• **About this exercise**:
Read the records and gather each line that includes "battery".

• **Entries shown**:
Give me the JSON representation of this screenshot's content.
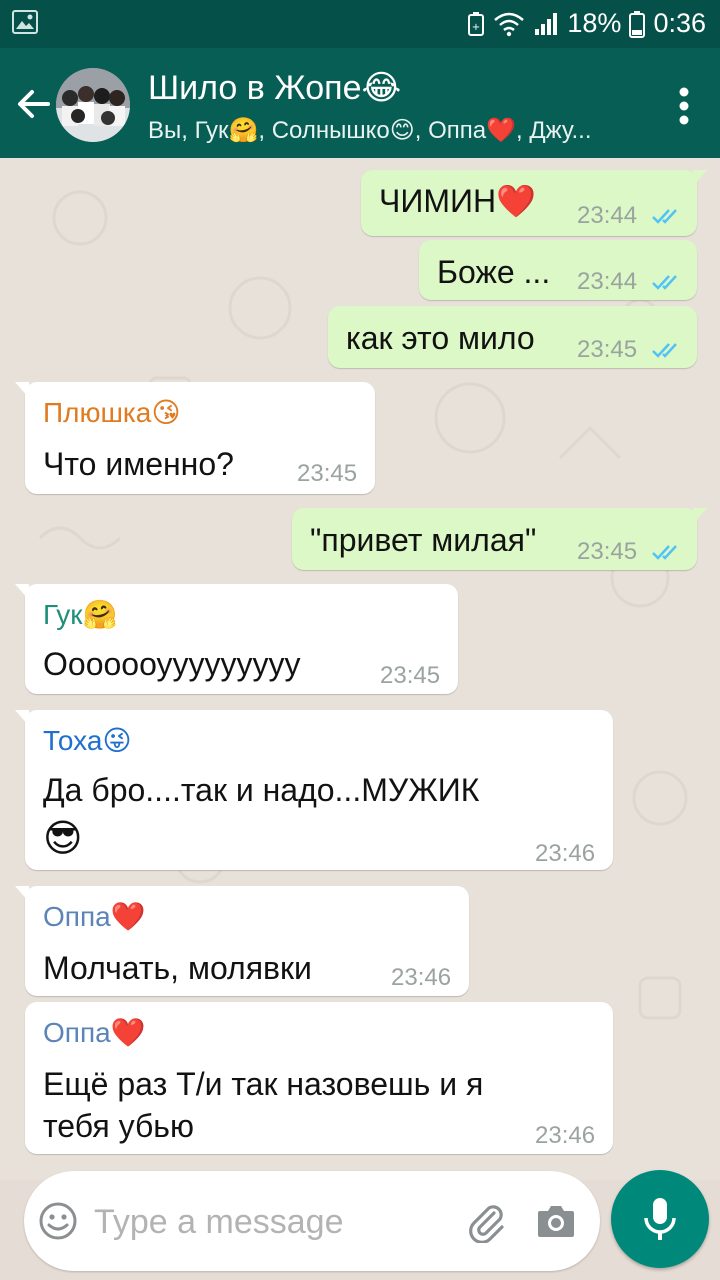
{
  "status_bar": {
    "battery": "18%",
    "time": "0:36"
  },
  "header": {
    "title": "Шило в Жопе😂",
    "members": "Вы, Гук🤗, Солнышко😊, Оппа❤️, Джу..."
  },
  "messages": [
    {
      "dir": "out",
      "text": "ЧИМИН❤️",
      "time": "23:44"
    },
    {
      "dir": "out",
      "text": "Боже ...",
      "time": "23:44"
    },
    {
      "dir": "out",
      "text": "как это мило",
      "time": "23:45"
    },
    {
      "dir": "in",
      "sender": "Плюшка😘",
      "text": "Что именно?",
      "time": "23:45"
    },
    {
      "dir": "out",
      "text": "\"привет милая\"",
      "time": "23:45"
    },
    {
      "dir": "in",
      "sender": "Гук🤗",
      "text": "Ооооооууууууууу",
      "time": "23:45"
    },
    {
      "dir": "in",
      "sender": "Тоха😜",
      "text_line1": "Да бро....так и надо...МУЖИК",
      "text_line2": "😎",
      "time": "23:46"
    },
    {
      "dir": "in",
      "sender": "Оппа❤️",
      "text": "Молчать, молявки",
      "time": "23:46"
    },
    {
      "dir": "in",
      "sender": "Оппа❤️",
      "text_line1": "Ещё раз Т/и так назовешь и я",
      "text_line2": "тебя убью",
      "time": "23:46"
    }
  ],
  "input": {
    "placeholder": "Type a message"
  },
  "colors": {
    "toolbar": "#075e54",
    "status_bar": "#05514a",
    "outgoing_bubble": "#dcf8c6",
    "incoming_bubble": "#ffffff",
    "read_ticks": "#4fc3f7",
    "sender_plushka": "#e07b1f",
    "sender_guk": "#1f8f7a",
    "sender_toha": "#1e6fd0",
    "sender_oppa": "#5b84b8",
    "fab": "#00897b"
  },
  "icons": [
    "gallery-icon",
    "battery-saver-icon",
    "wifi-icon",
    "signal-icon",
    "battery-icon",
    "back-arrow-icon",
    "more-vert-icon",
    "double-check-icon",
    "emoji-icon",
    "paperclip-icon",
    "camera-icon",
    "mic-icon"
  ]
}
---
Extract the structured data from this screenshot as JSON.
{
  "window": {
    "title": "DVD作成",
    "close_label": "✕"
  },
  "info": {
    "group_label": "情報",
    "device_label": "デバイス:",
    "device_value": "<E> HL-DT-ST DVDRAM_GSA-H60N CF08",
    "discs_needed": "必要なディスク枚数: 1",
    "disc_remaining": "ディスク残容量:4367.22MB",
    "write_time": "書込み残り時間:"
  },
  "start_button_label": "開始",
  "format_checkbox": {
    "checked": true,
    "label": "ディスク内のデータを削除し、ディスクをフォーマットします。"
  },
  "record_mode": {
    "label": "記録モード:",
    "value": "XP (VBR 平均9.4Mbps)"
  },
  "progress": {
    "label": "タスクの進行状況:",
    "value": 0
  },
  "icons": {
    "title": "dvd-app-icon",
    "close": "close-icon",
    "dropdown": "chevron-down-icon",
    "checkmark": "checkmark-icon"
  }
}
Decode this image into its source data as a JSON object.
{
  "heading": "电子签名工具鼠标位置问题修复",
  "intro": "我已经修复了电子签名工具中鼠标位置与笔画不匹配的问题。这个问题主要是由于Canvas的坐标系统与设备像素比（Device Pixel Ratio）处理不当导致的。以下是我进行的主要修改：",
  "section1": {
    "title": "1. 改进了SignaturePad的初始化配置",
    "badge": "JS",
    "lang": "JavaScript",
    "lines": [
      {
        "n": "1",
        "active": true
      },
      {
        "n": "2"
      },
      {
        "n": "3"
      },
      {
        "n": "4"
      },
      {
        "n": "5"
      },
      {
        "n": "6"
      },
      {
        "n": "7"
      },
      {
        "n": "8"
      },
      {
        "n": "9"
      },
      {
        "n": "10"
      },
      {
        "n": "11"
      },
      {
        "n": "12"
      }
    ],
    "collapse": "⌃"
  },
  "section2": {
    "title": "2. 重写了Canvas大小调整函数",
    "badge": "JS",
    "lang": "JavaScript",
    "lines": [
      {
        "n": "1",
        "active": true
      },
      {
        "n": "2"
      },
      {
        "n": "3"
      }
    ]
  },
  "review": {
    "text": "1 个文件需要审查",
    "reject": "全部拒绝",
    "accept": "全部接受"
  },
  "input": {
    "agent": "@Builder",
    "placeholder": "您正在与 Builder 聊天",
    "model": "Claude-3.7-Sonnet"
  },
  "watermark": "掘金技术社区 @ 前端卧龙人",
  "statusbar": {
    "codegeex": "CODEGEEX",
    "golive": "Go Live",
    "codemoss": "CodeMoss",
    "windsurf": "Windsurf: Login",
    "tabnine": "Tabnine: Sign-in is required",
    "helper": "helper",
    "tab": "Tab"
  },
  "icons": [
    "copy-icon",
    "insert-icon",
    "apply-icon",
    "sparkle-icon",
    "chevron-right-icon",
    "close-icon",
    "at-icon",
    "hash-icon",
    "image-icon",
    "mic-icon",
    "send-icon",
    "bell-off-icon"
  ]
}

• **Task output**:
    "battery": "18%",
    "battery-saver-icon",
    "battery-icon",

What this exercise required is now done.